EXERCISE GOAL: Search the data below for the word "name" and report how many lines contain it, with no added words.

DATA UNDER STUDY:
- - - - - - -
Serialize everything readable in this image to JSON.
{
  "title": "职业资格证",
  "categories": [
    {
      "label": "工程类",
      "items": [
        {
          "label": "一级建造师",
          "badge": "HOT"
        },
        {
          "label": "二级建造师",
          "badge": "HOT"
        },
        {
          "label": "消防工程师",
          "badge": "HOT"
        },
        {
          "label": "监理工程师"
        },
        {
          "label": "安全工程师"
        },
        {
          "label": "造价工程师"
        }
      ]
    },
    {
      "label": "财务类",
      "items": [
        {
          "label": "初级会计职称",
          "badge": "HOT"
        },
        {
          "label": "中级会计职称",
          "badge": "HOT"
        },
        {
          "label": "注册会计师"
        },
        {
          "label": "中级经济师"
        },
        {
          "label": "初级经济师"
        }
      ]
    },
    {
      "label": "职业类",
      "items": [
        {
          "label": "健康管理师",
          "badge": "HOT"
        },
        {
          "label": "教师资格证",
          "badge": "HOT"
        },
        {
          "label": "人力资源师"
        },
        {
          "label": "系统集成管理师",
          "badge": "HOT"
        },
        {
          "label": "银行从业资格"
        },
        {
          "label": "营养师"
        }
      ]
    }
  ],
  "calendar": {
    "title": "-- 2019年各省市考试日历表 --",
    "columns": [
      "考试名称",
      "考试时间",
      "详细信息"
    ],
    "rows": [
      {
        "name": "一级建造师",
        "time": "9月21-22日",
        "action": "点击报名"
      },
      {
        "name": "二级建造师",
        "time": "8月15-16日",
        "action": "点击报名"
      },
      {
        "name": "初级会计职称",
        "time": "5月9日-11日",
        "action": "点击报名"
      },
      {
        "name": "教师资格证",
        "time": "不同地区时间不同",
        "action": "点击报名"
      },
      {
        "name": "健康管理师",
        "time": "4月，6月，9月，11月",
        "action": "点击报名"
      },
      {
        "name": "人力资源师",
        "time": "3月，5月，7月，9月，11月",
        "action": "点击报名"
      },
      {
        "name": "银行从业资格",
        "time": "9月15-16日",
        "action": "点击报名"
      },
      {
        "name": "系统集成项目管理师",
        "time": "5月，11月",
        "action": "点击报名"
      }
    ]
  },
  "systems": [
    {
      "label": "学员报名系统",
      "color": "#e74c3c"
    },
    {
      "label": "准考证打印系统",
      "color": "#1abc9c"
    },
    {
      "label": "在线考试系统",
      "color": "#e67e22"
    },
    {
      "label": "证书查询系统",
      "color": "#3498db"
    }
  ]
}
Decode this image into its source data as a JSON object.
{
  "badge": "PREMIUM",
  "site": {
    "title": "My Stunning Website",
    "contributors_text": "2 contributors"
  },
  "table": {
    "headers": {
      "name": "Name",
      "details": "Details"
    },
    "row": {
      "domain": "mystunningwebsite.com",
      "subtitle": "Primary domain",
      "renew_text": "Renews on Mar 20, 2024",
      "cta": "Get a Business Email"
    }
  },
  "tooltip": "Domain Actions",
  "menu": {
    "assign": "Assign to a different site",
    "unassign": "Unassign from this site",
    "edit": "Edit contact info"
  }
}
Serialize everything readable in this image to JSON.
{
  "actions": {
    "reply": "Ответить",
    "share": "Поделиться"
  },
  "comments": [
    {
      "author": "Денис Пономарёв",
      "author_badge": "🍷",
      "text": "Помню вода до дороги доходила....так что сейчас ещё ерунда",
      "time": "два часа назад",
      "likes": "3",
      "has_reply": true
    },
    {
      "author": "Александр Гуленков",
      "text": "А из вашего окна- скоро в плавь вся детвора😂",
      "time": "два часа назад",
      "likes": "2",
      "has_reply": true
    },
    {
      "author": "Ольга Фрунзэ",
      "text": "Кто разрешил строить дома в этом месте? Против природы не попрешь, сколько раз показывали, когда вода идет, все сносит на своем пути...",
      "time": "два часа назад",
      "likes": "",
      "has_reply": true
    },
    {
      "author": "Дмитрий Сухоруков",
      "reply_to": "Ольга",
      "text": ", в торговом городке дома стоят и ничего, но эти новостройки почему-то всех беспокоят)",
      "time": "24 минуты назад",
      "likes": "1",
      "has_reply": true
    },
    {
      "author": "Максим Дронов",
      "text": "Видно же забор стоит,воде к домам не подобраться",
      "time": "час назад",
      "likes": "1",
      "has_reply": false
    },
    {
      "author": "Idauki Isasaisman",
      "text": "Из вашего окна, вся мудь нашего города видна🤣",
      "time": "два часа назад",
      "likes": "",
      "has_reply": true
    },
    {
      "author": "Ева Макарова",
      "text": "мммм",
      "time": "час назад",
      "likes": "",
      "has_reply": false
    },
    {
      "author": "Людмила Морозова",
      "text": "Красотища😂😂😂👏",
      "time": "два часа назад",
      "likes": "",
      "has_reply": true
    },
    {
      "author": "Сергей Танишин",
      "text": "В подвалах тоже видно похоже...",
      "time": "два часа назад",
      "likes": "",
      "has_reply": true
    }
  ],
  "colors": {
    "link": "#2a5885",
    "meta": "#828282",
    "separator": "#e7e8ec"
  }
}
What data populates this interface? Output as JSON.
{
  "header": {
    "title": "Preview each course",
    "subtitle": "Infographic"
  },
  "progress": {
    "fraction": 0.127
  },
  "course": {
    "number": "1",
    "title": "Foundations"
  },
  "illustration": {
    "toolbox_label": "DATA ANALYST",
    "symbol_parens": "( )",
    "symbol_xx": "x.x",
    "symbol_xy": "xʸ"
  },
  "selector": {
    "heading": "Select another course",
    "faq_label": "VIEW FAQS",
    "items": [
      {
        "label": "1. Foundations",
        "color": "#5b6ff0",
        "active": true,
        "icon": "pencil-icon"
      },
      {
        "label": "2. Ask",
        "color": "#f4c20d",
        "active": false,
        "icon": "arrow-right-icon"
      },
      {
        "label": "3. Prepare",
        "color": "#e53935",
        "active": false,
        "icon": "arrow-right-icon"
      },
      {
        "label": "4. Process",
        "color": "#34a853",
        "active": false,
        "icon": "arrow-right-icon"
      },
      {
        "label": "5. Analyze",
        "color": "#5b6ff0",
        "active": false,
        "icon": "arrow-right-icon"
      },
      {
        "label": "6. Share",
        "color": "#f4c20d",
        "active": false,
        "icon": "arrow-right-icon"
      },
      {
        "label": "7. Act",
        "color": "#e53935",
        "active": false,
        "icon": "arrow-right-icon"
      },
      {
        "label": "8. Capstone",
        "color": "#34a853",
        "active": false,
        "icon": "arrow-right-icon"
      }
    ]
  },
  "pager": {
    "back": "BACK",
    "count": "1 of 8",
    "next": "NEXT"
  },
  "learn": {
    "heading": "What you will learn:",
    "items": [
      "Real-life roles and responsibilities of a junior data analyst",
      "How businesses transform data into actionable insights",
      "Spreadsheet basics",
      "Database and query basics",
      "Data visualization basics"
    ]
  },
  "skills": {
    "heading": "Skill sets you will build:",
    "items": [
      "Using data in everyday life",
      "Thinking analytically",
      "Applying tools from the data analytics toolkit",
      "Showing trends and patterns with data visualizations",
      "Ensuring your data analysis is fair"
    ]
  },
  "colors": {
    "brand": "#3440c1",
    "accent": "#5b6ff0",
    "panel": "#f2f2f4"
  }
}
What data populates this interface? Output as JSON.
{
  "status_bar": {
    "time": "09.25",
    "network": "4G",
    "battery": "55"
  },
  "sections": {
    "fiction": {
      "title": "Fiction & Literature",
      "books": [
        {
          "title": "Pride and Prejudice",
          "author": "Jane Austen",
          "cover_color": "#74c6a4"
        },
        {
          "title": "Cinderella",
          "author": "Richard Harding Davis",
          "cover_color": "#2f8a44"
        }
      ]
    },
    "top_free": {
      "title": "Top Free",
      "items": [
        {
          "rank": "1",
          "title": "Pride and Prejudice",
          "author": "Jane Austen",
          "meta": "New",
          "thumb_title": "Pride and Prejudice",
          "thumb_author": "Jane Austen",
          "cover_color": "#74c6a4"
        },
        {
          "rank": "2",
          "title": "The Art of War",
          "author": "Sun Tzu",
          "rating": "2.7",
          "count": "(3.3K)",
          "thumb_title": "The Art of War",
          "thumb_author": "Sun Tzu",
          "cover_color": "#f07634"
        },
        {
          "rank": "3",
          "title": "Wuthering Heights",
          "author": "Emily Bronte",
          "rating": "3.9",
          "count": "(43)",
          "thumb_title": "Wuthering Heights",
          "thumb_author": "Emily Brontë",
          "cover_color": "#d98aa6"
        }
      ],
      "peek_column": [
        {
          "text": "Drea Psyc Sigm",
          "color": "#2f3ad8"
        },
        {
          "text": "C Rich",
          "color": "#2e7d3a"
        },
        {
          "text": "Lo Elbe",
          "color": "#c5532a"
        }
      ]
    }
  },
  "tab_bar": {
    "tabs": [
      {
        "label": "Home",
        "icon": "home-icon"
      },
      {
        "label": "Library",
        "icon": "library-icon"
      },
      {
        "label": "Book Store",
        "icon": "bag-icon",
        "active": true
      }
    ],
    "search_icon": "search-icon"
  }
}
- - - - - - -
TASK SOLUTION: 9